Gregory Jaczko, Chairman of the US Nuclear Regulatory Commission and President of the conference said that nuclear regulation is a global responsibility and the conference should be seen as an opportunity to make concrete progress and lay out a strong plan of action."At the conference this week, we will examine and discuss our priorities as regulators and work to identify and address the challenges we face - both individually and together - around safety and security. The work we do is critical for each of our countries and for the international community as a whole," he said.
Elizabeth Dipuo Peters, Minister of Energy of South Africa, stressed the importance of nuclear safety and security for public acceptance of nuclear power. "The assurance of nuclear safety and security forms the basis and the vital cog upon which citizens will inevitably support nuclear energy programmes. It is against this background that there is a need to continuously review and enhance the national and international nuclear safety and security framework." She also praised the IAEA for its role in assisting Member States in these issues.

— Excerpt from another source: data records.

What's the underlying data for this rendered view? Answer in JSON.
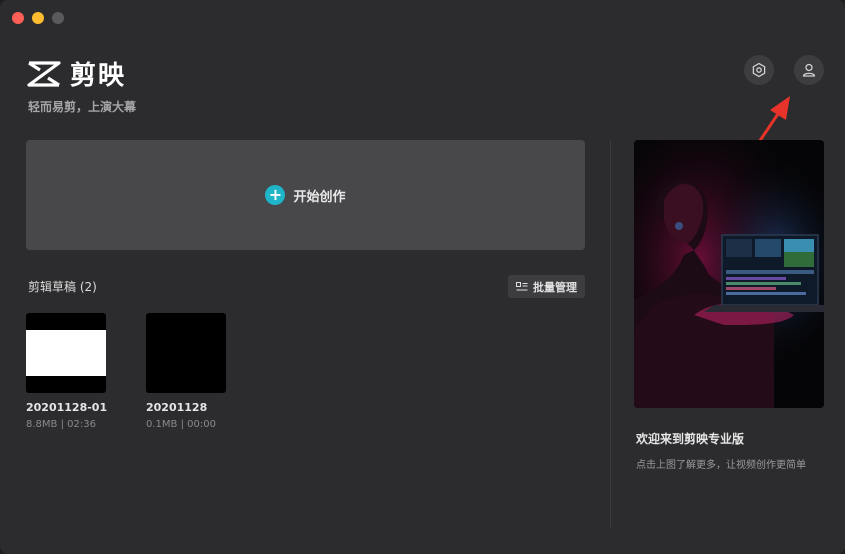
{
  "window": {
    "traffic_lights": [
      "close",
      "minimize",
      "zoom"
    ]
  },
  "brand": {
    "name": "剪映",
    "tagline": "轻而易剪，上演大幕",
    "logo_icon": "capcut-logo-icon"
  },
  "header": {
    "settings_icon": "settings-hexagon-icon",
    "user_icon": "user-icon"
  },
  "create": {
    "label": "开始创作",
    "icon": "plus-icon",
    "accent": "#1fb5c9"
  },
  "drafts": {
    "title": "剪辑草稿 (2)",
    "batch_label": "批量管理",
    "items": [
      {
        "name": "20201128-01",
        "meta": "8.8MB | 02:36"
      },
      {
        "name": "20201128",
        "meta": "0.1MB | 00:00"
      }
    ]
  },
  "promo": {
    "title": "欢迎来到剪映专业版",
    "subtitle": "点击上图了解更多，让视频创作更简单"
  },
  "annotation": {
    "arrow_color": "#e8332a"
  }
}
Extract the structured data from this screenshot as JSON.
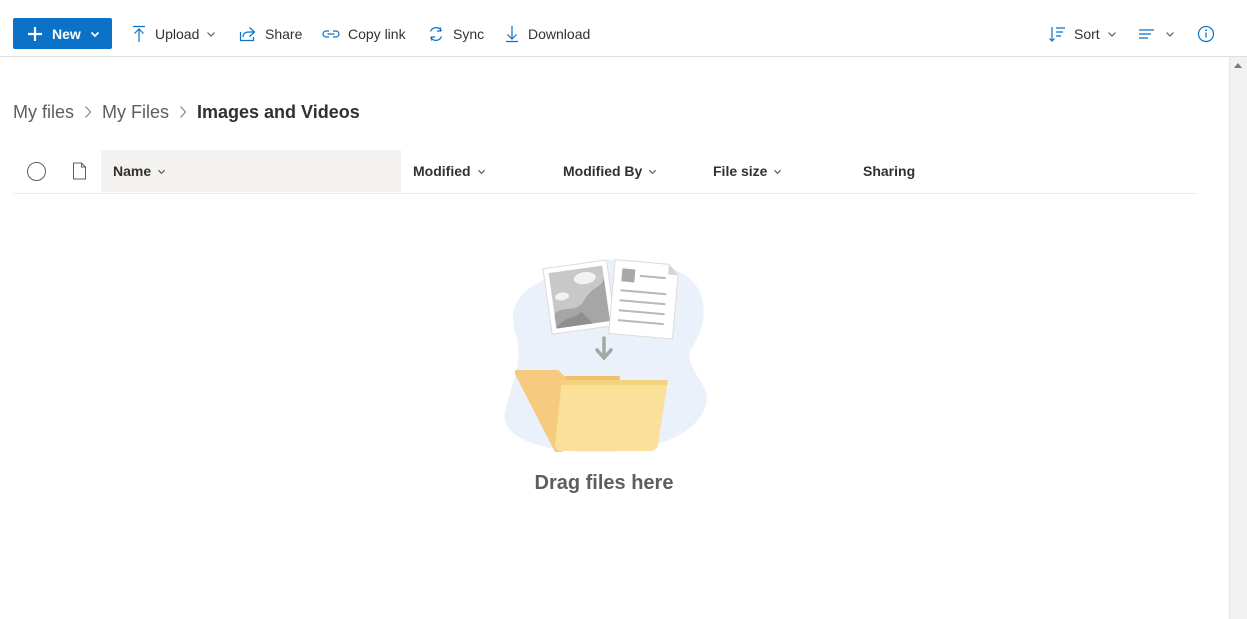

"The IAEA is invariably trusted to provide independent views and advice in order to strengthen safety and security whilst preserving the sovereignty, authority and responsibilities of member states," she said.
The conference is focusing on four topical issues:
- Emerging Regulatory Challenges;
- Regulatory Indepedence and Effectiveness;
- Impact of Multinational Activities on the National Responsibility for Nuclear Safety and Secutiry; and
- International Safety and Security Cooperation.
The International Conference on Effective Nuclear Regulatory Systems is held in Cape Town, South Africa, from 14 to 18 December 2009. The conference theme is Further Enhancing the Global Nuclear Safety and Security Regime.
The five-day conference is organized by the IAEA and hosted by the Government of South Africa through the National Nuclear Regulator (NNR). The Cape Town event is the second in a series of meetings that began in 2006 in Moscow, Russia.
See story resources for more information.